|American Pharoah winning the Breeders Cup Classic with ease |
(Photo by Taylor Pence, kykernel.com)
Over the last week, I've struggled to find the right words to sum up Pharoah's incredible performance and career for this blog, and I have been struck all over again by how different this horse has been from others who have gone before him in the quest for racing immortality. In the years leading up to Pharoah's Triple Crown victory, as the wait grew longer and longer, I opined on more than one occasion that it wouldn't necessarily take a great horse to win the Triple Crown, just a lucky one. All we needed was one horse who was a stand-out in a crop of mediocre three year-olds, one who had just enough extra talent to get the job done. But I was wrong. It does take a great horse to win the Triple Crown, and American Pharoah has driven home this point emphatically all year long. It takes luck, yes, but it also takes soundness of body and mind, stamina, incredible fitness, great heart, a willing spirit, and that little something extra that sets a great horse apart from his contemporaries.
American Pharoah possesses all of these qualities. Looking back now on his exploits of the last fifteen months, it is awe-inspiring to see how he seemed to thrive despite his grueling schedule. He improved with nearly every start, winning regularly by daylight even though Espinoza usually wrapped up on him in the last sixteenth of a mile. His times got faster with every race, culminating in his scintillating Breeders Cup performance. He also displayed remarkable physical resilience all year long. He crossed the country 14 times, traveled more than 28,000 miles, raced at 7 different tracks, and never once put a foot wrong. He has a beautiful, fluid, ground-eating stride that allows him to effortlessly glide over the ground and that supposedly measures two feet longer than Secretariat's. It may be the secret of his ability to run on any surface at any track, from dirt to polytrack to a sea of mud.
|(Photo by sportingnews.com)|
One of Pharoah's greatest strengths I think is his good mind, easy-going demeanor, and kindness of spirit. Pharoah by all accounts is a smart, friendly horse who thrives on attention. He has been utterly unfazed by the throngs of press and fans who have come to visit him, something few racehorses have the temperament to handle. Baffert has allowed unprecedented access to the horse because of his good nature, and Pharoah has taken it all in stride as if it were his due. Which it is.

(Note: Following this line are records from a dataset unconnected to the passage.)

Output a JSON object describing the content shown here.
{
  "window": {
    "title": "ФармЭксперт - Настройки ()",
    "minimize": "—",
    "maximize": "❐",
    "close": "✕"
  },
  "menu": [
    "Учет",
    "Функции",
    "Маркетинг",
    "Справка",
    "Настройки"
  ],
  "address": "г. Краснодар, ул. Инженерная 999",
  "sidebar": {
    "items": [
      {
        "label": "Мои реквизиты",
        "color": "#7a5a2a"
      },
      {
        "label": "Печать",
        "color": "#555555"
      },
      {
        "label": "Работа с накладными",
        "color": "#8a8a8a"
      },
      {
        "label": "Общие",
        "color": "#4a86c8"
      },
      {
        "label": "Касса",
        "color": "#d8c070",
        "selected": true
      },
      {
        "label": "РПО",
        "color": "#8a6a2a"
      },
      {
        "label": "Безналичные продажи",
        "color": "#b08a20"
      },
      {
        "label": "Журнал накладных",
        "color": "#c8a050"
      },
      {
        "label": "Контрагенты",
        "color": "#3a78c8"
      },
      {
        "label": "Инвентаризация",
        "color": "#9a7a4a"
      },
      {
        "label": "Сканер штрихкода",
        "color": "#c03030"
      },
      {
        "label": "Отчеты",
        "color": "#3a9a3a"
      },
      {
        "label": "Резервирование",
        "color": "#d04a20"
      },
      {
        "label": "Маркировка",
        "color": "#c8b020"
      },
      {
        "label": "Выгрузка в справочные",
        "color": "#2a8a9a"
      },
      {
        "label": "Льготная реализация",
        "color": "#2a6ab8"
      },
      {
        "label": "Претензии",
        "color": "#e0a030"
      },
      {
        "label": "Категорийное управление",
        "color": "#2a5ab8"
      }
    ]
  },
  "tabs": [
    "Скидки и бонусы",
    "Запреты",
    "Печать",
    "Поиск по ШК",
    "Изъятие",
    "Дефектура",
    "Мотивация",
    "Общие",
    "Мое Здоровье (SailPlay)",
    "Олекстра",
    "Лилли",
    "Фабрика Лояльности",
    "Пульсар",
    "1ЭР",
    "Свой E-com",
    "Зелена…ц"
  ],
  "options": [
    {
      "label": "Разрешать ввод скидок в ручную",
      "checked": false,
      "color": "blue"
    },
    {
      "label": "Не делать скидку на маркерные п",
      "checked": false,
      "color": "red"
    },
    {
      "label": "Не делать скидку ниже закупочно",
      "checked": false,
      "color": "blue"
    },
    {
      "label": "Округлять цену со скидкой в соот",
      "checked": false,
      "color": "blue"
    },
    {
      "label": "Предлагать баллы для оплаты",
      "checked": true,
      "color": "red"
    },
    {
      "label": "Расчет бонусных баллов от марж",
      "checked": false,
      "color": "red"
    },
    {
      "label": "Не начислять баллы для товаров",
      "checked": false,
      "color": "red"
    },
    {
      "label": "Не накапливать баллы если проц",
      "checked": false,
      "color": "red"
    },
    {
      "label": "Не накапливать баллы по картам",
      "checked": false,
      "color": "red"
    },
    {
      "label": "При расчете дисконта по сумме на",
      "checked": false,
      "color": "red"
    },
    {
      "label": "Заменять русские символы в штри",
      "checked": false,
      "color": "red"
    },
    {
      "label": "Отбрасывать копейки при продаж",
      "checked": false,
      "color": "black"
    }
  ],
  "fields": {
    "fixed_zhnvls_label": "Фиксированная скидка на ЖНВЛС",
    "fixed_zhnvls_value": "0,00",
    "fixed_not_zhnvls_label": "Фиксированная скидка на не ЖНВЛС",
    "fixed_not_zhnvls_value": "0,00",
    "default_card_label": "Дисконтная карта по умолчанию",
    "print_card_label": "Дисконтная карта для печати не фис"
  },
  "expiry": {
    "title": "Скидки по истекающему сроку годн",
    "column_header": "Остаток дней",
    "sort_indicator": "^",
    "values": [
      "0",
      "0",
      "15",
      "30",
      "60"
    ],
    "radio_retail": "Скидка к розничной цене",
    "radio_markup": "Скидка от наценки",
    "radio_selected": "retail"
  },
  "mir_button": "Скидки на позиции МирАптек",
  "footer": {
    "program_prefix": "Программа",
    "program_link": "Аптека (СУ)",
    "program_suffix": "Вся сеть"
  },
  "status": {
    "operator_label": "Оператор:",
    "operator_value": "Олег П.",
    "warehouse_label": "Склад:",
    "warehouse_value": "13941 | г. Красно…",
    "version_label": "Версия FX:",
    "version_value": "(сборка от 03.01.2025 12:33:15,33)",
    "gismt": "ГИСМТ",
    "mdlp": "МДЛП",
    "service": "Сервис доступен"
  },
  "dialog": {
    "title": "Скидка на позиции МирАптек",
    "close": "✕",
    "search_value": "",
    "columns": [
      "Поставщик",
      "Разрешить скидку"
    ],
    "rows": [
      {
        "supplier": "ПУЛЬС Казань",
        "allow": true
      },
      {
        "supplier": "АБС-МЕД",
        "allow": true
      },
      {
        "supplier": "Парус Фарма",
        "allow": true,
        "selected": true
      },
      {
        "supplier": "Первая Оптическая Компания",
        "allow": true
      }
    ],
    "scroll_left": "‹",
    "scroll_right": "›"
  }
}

|(Photo by courier-journal.com)|
He won 6 G1 races all told as a three year-old, including 5 races with purses of a million dollars or more consecutively, something no other horse his age has done. Of the four Triple Crown winners since races became graded in the early 1970s, he is the only one to win more than one G1 race after the Belmont. He retired as the fourth richest American horse in history with earnings of $8,650,300. Had Visa not cancelled their $5 million Triple Crown bonus several years ago, he would have retired as the richest American racehorse of all time.
But all numbers aside, even as impressive as the statistics are, there are more ephemeral qualities that some great horses possess. Like so many Thoroughbreds, Pharoah ran for the sheer exhilaration of running. In nearly every race, his ears were pricked observantly, listening to the roar of the crowd and the rush of the wind as he sliced through it. I have never seen anything quite like it in my 30+ years following the sport. As I've mentioned in the past, I learned to read from C. W. Anderson's horse stories, and I think he would agree that American Pharoah has the "look of eagles," that quality in great horses of heightened awareness and of seeing something in the distance just beyond the sight of mere mortals.
As Bob Baffert so aptly put it in the latest issue of the Blood-Horse, Pharoah is a throwback to the hickory-tough horses of bygone ages. He proved himself to be fast, determined, versatile, sound, and above all, worthy of that elite company he joined at Belmont Park. He is the horse of a lifetime.